In an opera, if characters get stabbed they don’t die. They just sing about it. For a very, very long time. I learned this last Friday when my dad and I went to Wichita to watch “Rigoletto.”
“Rigoletto” is a tragic opera about a rich man who has affairs with other women, and was written by Tiger Woods.
Whoops! Just kidding!
It was actually written in 1850 by Giuseppe Verdi.
Dad and I decided it would be fun to see “Rigoletto” after I sang a piece from the opera called “La donna è mobile” (or in English, “Woman is Fickle”) at a contest last October. (The late Luciano Pavarotti was famous for singing this number.)
This being the first opera I had ever attended, I was interested to see what the audience would be like.
I’m more accustomed to those who attend musicals. The music theater crowd is generally much younger and much, much less secure in which direction their compass is pointing, if you catch my drift.
On the contrary, the opera audience seemed a bit more snobby, and—to use a comic strip analogy—less “Zits” and more “B.C.”
Perhaps I’m being a bit too critical about the opera crowd. But I do have a few observations to back up my over-dramatized description.

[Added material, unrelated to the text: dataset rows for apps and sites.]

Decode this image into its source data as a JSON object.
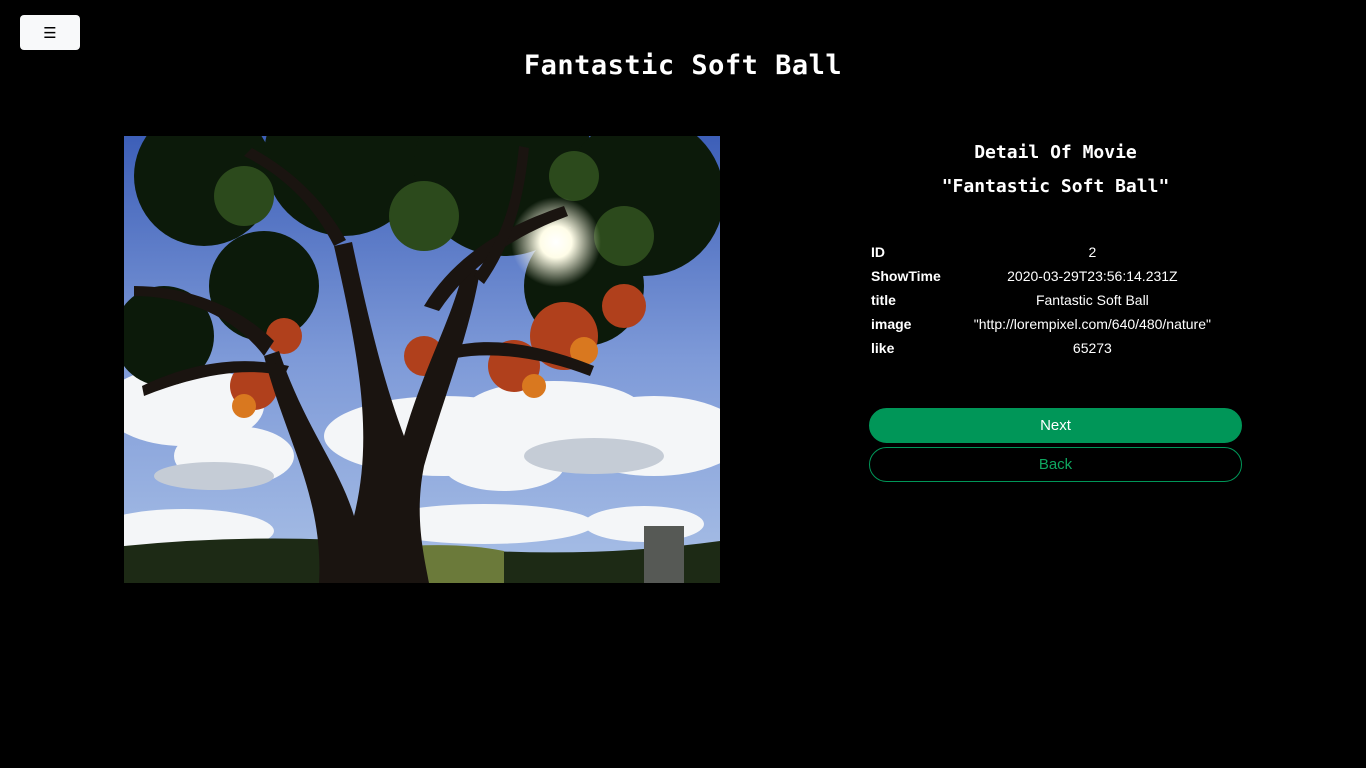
{
  "menu": {
    "icon": "hamburger-menu-icon",
    "glyph": "☰"
  },
  "title": "Fantastic Soft Ball",
  "photo": {
    "subject": "tree-under-sky-image"
  },
  "detail": {
    "heading": "Detail Of Movie",
    "movie_title": "\"Fantastic Soft Ball\"",
    "rows": [
      {
        "key": "ID",
        "value": "2"
      },
      {
        "key": "ShowTime",
        "value": "2020-03-29T23:56:14.231Z"
      },
      {
        "key": "title",
        "value": "Fantastic Soft Ball"
      },
      {
        "key": "image",
        "value": "\"http://lorempixel.com/640/480/nature\""
      },
      {
        "key": "like",
        "value": "65273"
      }
    ]
  },
  "buttons": {
    "next": "Next",
    "back": "Back"
  },
  "colors": {
    "background": "#000000",
    "accent": "#009658"
  }
}
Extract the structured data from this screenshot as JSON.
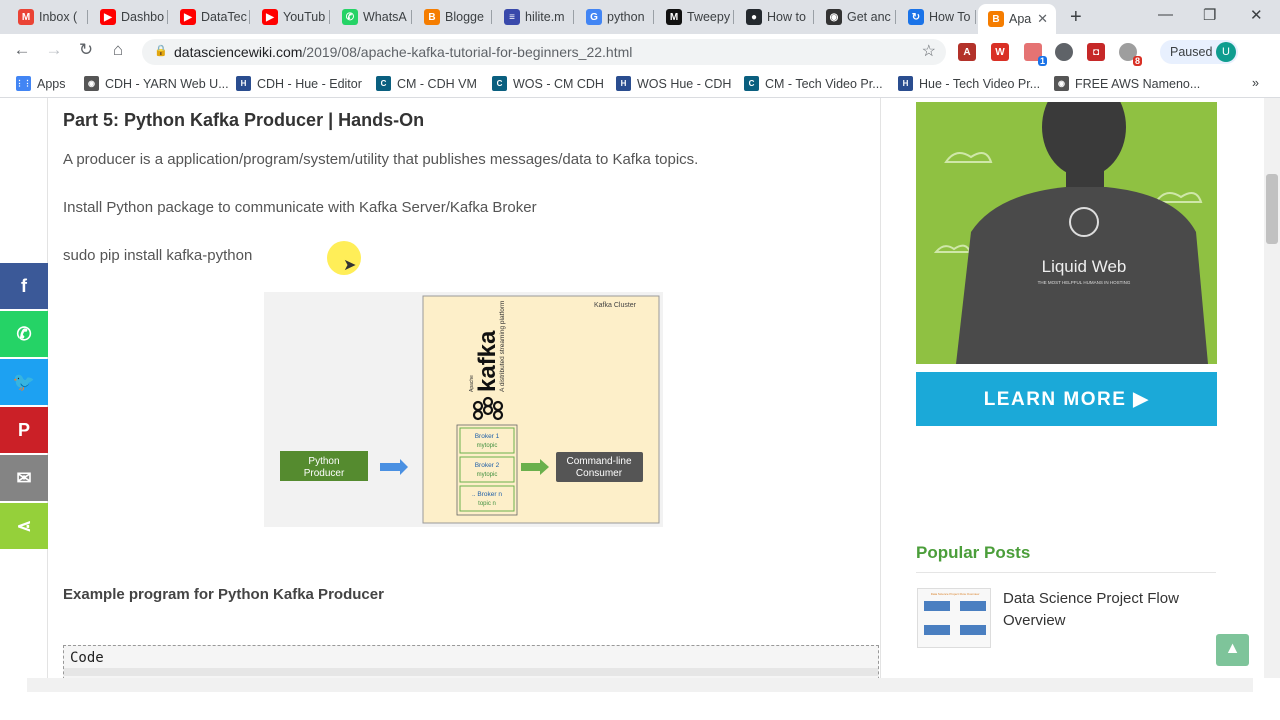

Apparently, opera-attendees either lack the ability to tell time, or have a clinically insane obsession with making a grand appearance by being “fashionably late.”
Of course, the true definition of the term “fashionably late” is probably up for debate. I would say it should be five minutes. However, many audience members felt there was no way for them to portray their importance and popularity unless they walked in no earlier than halfway through the first act.
One group—I’m not kidding—made its first appearance long after the curtains opened post-intermission. (Or, for you sports fans out there, “halftime.”)
Of course, after making their grand entrance in the dark, these people then have to stumble to their seats by stepping on the toes of the people who arrived to the opera on time.
Those of us with manners really just wanted to kick the fashionably late fannies into the orchestra pit.
Of course, another great thing to do at an opera is attempt to express how much money you have, as measured in the gaudiness of your scarf or the amount of glitter on your clothing.
And THEN there are the women’s outfits!
In fact, the old guy sitting next to dad was so well off that he paid $53 to dress up in a suit and take a three-hour nap, waking up periodically to look confused and clap.
I, on the other hand, found the opera to be quite interesting.
Perhaps this could be attributed to the fact that this production of “Rigoletto” was being performed by a touring group of mostly Russians who were singing in Italian with near-English sub-titles being projected above the stage.
The sub-title manager, I think, really has the most power in a show like this. He alone has the ability to basically change the entire plot: A few lyrical substitutes, and suddenly “Rigoletto” turns into a show about a court jester who becomes upset when he realizes that both Paula Abdul and Simon Cowell have left “American Idol.”
But I digress. (Come to think of it, maybe I’ve found my calling.)
In this production, the stage crew also seemed to have a lot of influence. Between each act (or, for you sports fans out there, “time outs”) the whole set would be changed for the next scene. This required 10 minutes for each act change.
After we heard a power drill, Dad and I began to wonder if they were actually building the set for each scene change. We half expected the curtains to open with a stagehand still blowing on a piece of scenery to dry the paint.
When the whole thing was said and done, though, I ended up truly enjoying my first opera. (Perhaps one could say it was a successful OPERAtion. Perhaps one could posses a very sick sense of humor.)
Unfortunately, there were no fat women in this show, so we’re all still sitting here in the Mary Jane Teall Theatre at Century II wondering when we’re supposed to leave.
Perhaps this is why the opera crowd always shows up so late.